- _What this task involves_: When a line in the records contains the string "reels", copy that line.

- _Task material_:

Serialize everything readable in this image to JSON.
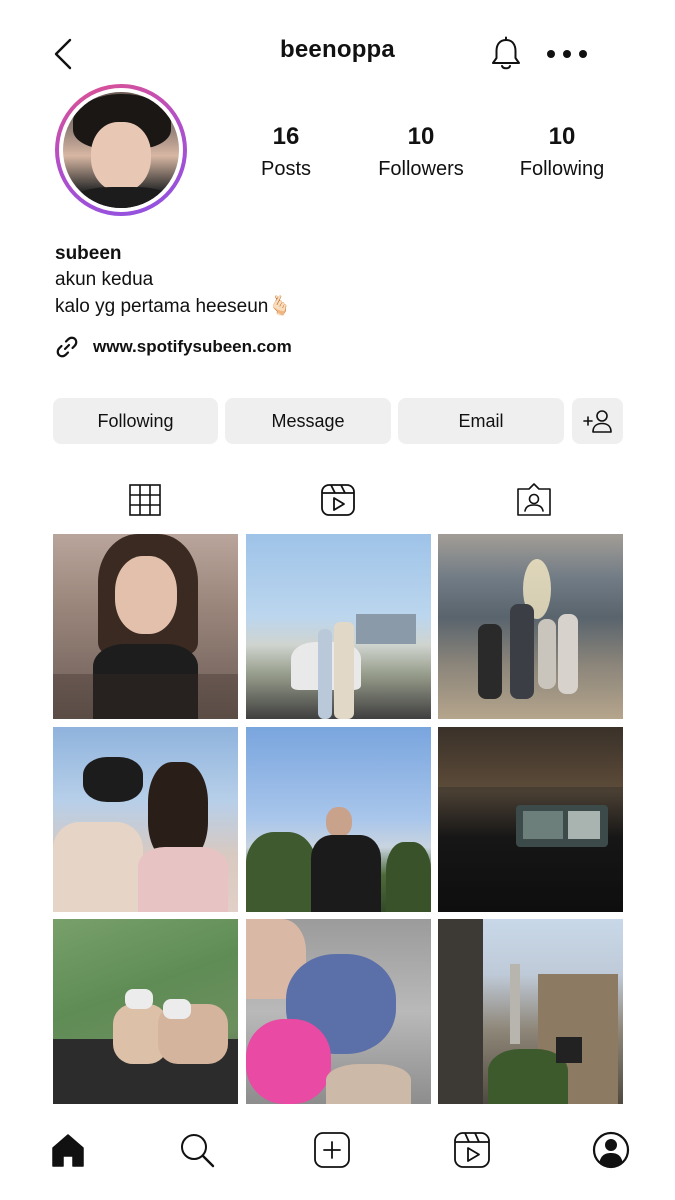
{
  "header": {
    "username": "beenoppa"
  },
  "profile": {
    "stats": {
      "posts": {
        "count": "16",
        "label": "Posts"
      },
      "followers": {
        "count": "10",
        "label": "Followers"
      },
      "following": {
        "count": "10",
        "label": "Following"
      }
    },
    "display_name": "subeen",
    "bio_lines": [
      "akun kedua",
      "kalo yg pertama heeseun🫰🏻"
    ],
    "link": "www.spotifysubeen.com"
  },
  "actions": {
    "following_label": "Following",
    "message_label": "Message",
    "email_label": "Email"
  },
  "tabs": [
    {
      "name": "grid",
      "icon": "grid-icon",
      "active": true
    },
    {
      "name": "reels",
      "icon": "reels-icon",
      "active": false
    },
    {
      "name": "tagged",
      "icon": "tagged-icon",
      "active": false
    }
  ],
  "posts": [
    {
      "type": "photo"
    },
    {
      "type": "photo"
    },
    {
      "type": "photo"
    },
    {
      "type": "photo"
    },
    {
      "type": "photo"
    },
    {
      "type": "photo"
    },
    {
      "type": "photo"
    },
    {
      "type": "photo"
    },
    {
      "type": "photo"
    }
  ],
  "bottom_nav": [
    {
      "name": "home",
      "icon": "home-icon",
      "active": true
    },
    {
      "name": "search",
      "icon": "search-icon"
    },
    {
      "name": "create",
      "icon": "create-icon"
    },
    {
      "name": "reels",
      "icon": "reels-icon"
    },
    {
      "name": "profile",
      "icon": "profile-icon"
    }
  ],
  "colors": {
    "story_ring": [
      "#e0508b",
      "#b34fc9",
      "#8d52e3"
    ],
    "button_bg": "#efefef",
    "text": "#111111"
  }
}
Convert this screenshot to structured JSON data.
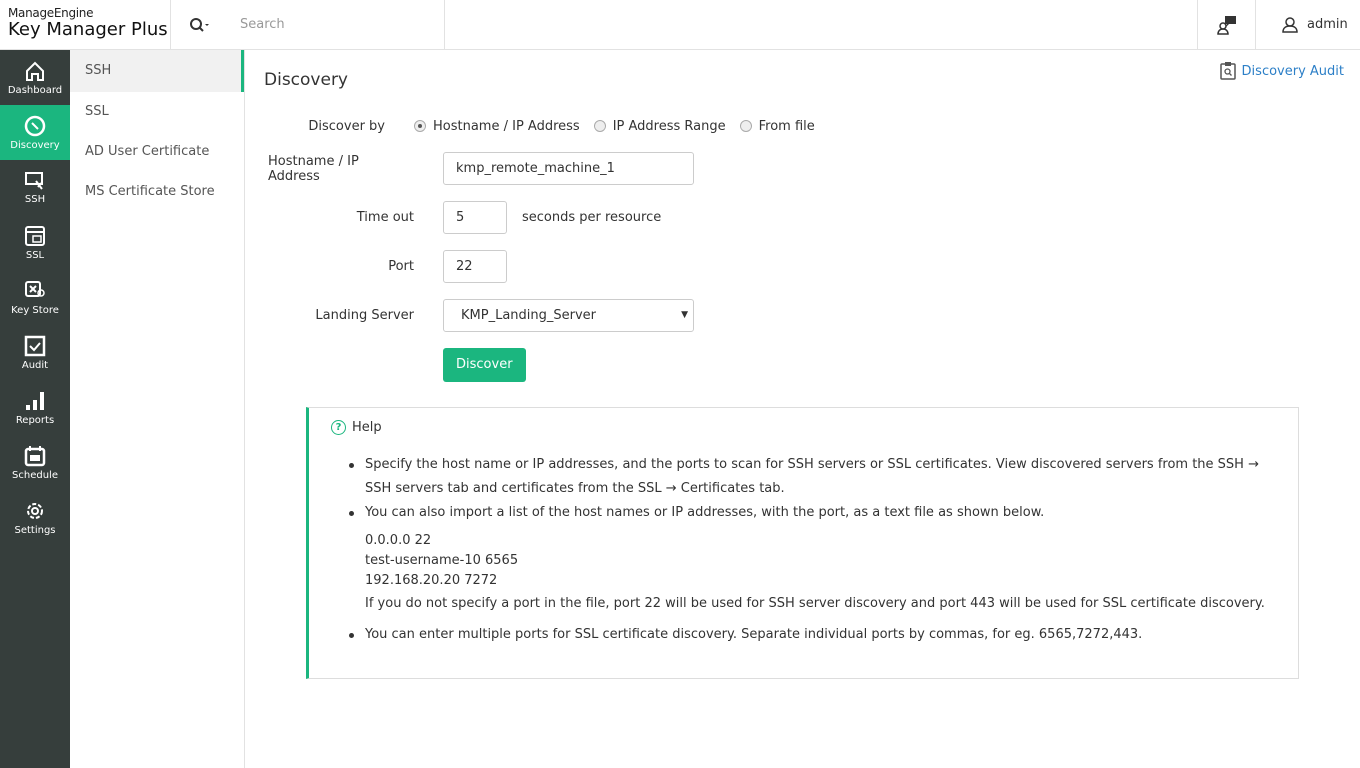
{
  "header": {
    "brand_top": "ManageEngine",
    "brand_product": "Key Manager Plus",
    "search_placeholder": "Search",
    "user": "admin"
  },
  "sidebar": [
    {
      "label": "Dashboard"
    },
    {
      "label": "Discovery"
    },
    {
      "label": "SSH"
    },
    {
      "label": "SSL"
    },
    {
      "label": "Key Store"
    },
    {
      "label": "Audit"
    },
    {
      "label": "Reports"
    },
    {
      "label": "Schedule"
    },
    {
      "label": "Settings"
    }
  ],
  "subnav": [
    "SSH",
    "SSL",
    "AD User Certificate",
    "MS Certificate Store"
  ],
  "main": {
    "title": "Discovery",
    "audit_link": "Discovery Audit",
    "discover_by_label": "Discover by",
    "options": [
      "Hostname / IP Address",
      "IP Address Range",
      "From file"
    ],
    "host_label": "Hostname / IP Address",
    "host_value": "kmp_remote_machine_1",
    "timeout_label": "Time out",
    "timeout_value": "5",
    "timeout_suffix": "seconds per resource",
    "port_label": "Port",
    "port_value": "22",
    "landing_label": "Landing Server",
    "landing_value": "KMP_Landing_Server",
    "discover_button": "Discover"
  },
  "help": {
    "title": "Help",
    "b1": "Specify the host name or IP addresses, and the ports to scan for SSH servers or SSL certificates. View discovered servers from the SSH → SSH servers tab and certificates from the SSL → Certificates tab.",
    "b2": "You can also import a list of the host names or IP addresses, with the port, as a text file as shown below.",
    "ex": [
      "0.0.0.0 22",
      "test-username-10 6565",
      "192.168.20.20 7272"
    ],
    "note": "If you do not specify a port in the file, port 22 will be used for SSH server discovery and port 443 will be used for SSL certificate discovery.",
    "b3": "You can enter multiple ports for SSL certificate discovery. Separate individual ports by commas, for eg. 6565,7272,443."
  },
  "colors": {
    "accent": "#1bb67f",
    "sidebar": "#363e3c",
    "link": "#2c7fc7"
  }
}
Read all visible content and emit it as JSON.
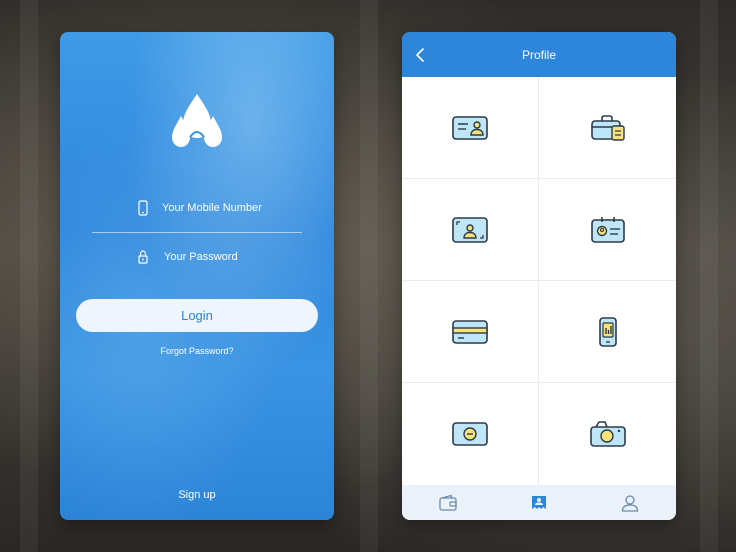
{
  "login": {
    "mobile_placeholder": "Your Mobile Number",
    "password_placeholder": "Your Password",
    "login_label": "Login",
    "forgot_label": "Forgot Password?",
    "signup_label": "Sign up",
    "icons": {
      "logo": "logo-drops",
      "phone": "phone-icon",
      "lock": "lock-icon"
    }
  },
  "profile": {
    "title": "Profile",
    "back_icon": "chevron-left-icon",
    "cards": [
      {
        "icon": "id-card-icon"
      },
      {
        "icon": "briefcase-icon"
      },
      {
        "icon": "photo-id-icon"
      },
      {
        "icon": "badge-icon"
      },
      {
        "icon": "credit-card-icon"
      },
      {
        "icon": "mobile-chart-icon"
      },
      {
        "icon": "coin-card-icon"
      },
      {
        "icon": "camera-icon"
      }
    ],
    "tabs": [
      {
        "icon": "wallet-icon"
      },
      {
        "icon": "profile-card-icon",
        "active": true
      },
      {
        "icon": "user-icon"
      }
    ]
  },
  "colors": {
    "accent": "#2d86d9",
    "icon_fill_blue": "#bfe6f7",
    "icon_fill_yellow": "#f7e27a",
    "icon_stroke": "#2b3a4a",
    "tab_active": "#2d86d9",
    "tab_inactive": "#6a8bab"
  }
}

- _Answer space_:
      "name": "reels",
      "icon": "reels-icon",
      "name": "reels",
      "icon": "reels-icon"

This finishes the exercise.